- **Task description**
Without the images, write out all of the following entries exactly.

___ Source material

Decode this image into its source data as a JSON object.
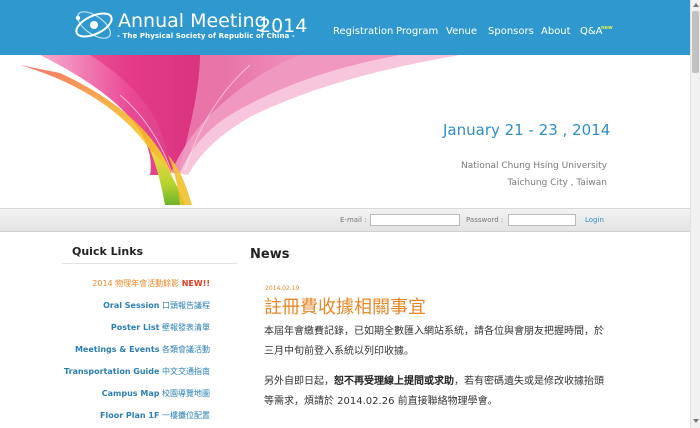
{
  "header": {
    "title": "Annual Meeting",
    "year": "2014",
    "subtitle": "- The Physical Society of Republic of China -",
    "nav": [
      "Registration",
      "Program",
      "Venue",
      "Sponsors",
      "About",
      "Q&A"
    ],
    "new_tag": "new"
  },
  "banner": {
    "date": "January 21 - 23 , 2014",
    "university": "National Chung Hsing University",
    "city": "Taichung City , Taiwan"
  },
  "login": {
    "email_label": "E-mail :",
    "password_label": "Password :",
    "login_label": "Login"
  },
  "quick_links": {
    "title": "Quick Links",
    "highlight": {
      "zh": "2014 物理年會活動餘影",
      "new": "NEW!!"
    },
    "items": [
      {
        "en": "Oral Session",
        "zh": "口頭報告議程"
      },
      {
        "en": "Poster List",
        "zh": "壁報發表清單"
      },
      {
        "en": "Meetings & Events",
        "zh": "各類會議活動"
      },
      {
        "en": "Transportation Guide",
        "zh": "中文交通指南"
      },
      {
        "en": "Campus Map",
        "zh": "校園導覽地圖"
      },
      {
        "en": "Floor Plan 1F",
        "zh": "一樓攤位配置"
      }
    ]
  },
  "news": {
    "title": "News",
    "date": "2014.02.19",
    "headline": "註冊費收據相關事宜",
    "para1": "本屆年會繳費記錄，已如期全數匯入網站系統，請各位與會朋友把握時間，於三月中旬前登入系統以列印收據。",
    "para2_pre": "另外自即日起，",
    "para2_bold": "恕不再受理線上提問或求助",
    "para2_post": "，若有密碼遺失或是修改收據抬頭等需求，煩請於 2014.02.26 前直接聯絡物理學會。"
  },
  "colors": {
    "header_bg": "#2f99cf",
    "accent_orange": "#e8882a",
    "link_blue": "#2a7fb5",
    "new_red": "#e23b20"
  }
}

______

- **Result**
Decode this image into its source data as a JSON object.
{
  "header": {
    "title": "Annual Meeting",
    "year": "2014",
    "subtitle": "- The Physical Society of Republic of China -",
    "nav": [
      "Registration",
      "Program",
      "Venue",
      "Sponsors",
      "About",
      "Q&A"
    ],
    "new_tag": "new"
  },
  "banner": {
    "date": "January 21 - 23 , 2014",
    "university": "National Chung Hsing University",
    "city": "Taichung City , Taiwan"
  },
  "login": {
    "email_label": "E-mail :",
    "password_label": "Password :",
    "login_label": "Login"
  },
  "quick_links": {
    "title": "Quick Links",
    "highlight": {
      "zh": "2014 物理年會活動餘影",
      "new": "NEW!!"
    },
    "items": [
      {
        "en": "Oral Session",
        "zh": "口頭報告議程"
      },
      {
        "en": "Poster List",
        "zh": "壁報發表清單"
      },
      {
        "en": "Meetings & Events",
        "zh": "各類會議活動"
      },
      {
        "en": "Transportation Guide",
        "zh": "中文交通指南"
      },
      {
        "en": "Campus Map",
        "zh": "校園導覽地圖"
      },
      {
        "en": "Floor Plan 1F",
        "zh": "一樓攤位配置"
      }
    ]
  },
  "news": {
    "title": "News",
    "date": "2014.02.19",
    "headline": "註冊費收據相關事宜",
    "para1": "本屆年會繳費記錄，已如期全數匯入網站系統，請各位與會朋友把握時間，於三月中旬前登入系統以列印收據。",
    "para2_pre": "另外自即日起，",
    "para2_bold": "恕不再受理線上提問或求助",
    "para2_post": "，若有密碼遺失或是修改收據抬頭等需求，煩請於 2014.02.26 前直接聯絡物理學會。"
  },
  "colors": {
    "header_bg": "#2f99cf",
    "accent_orange": "#e8882a",
    "link_blue": "#2a7fb5",
    "new_red": "#e23b20"
  }
}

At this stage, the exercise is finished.